The purpose of this alert is to inform you that the leave provisions in the Pelosi bill include several important changes to Public Law 116–127, the “Families First Coronavirus Response Act” (“Families First Act” or the “Act”), relating to the Act’s paid family and medical leave (“PFML”) and paid sick time (“PST”) provisions. Our prior alerts on the Families First Act’s PFML and PSL provisions are available here, here, and here. The Pelosi bill also includes a new OSHA requirement for an emergency temporary standard.
Here are some of the important PFML and PST changes we've identified thus far in the Pelosi draft:
The threshold for employer coverage for both PFML and PST would be changed from only applying to private employers with less than 500 employees to applying to private employers with one or more employees – i.e., universal coverage.
The grounds for the leave would be generally expanded under the PFML beyond absences to care for a son or daughter whose school or child care provider has been closed by an order relating to COVID-19. In addition, the PST reasons for use have been changed, with the reasons now more closely resembling the reasons for use that existed in the version of the Families First Act that passed the House on March 14. Further analysis of these specific developments as compared to the reasons for use under the Families First Act will be included in future alerts.
Leave taken under the Pelosi bill would be independent from leave taken by an employee under other provisions of the federal Family and Medical Leave Act (“FMLA”). In other words, whatever unpaid FMLA leave the employee may have already taken, or will take, would not be able to be subtracted from the total required PFML under the Pelosi draft.
The PFML and PST provisions would now sunset on December 31, 2021, and not December 31, 2020.
There is also a new provision which would require OSHA to issue an emergency temporary, and then permanent, standard to protect employees of healthcare sector employers, employees of employers in the paramedic and emergency medical services, and employees in other sectors and occupations whom the Centers for Disease Control and Prevention or OSHA identifies as having elevated risk. The standard is to be issued seven days after enactment with a final standard within 24 months.

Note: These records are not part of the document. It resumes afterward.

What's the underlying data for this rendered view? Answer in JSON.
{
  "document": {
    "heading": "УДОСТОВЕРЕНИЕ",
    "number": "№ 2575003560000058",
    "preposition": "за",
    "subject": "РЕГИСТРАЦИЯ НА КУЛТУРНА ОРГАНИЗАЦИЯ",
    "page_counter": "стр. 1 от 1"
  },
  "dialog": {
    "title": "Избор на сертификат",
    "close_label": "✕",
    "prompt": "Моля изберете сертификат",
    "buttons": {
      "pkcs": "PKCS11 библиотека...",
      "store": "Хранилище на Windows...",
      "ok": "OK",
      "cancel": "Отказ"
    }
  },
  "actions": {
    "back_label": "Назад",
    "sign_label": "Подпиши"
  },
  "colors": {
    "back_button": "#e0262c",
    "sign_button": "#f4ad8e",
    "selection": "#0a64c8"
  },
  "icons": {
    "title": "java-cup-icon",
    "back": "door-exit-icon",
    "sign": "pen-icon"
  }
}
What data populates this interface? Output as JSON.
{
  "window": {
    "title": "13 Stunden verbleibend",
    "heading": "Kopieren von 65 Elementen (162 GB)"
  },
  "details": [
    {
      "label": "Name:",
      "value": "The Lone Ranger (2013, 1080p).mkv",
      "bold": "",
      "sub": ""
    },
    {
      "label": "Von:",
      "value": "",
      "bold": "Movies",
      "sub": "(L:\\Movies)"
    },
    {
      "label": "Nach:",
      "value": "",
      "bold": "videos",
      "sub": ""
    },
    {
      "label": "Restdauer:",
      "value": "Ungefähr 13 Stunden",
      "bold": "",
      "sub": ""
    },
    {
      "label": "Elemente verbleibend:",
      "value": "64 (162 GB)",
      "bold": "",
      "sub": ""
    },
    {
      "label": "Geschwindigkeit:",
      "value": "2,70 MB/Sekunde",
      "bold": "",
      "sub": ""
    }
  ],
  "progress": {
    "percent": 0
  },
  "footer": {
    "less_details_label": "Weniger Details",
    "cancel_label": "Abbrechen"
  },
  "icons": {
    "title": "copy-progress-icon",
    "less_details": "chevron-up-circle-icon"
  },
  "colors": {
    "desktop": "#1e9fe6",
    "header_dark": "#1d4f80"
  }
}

Negotiations between the Senate and the House are ongoing and we will keep you up-to-date as to developments.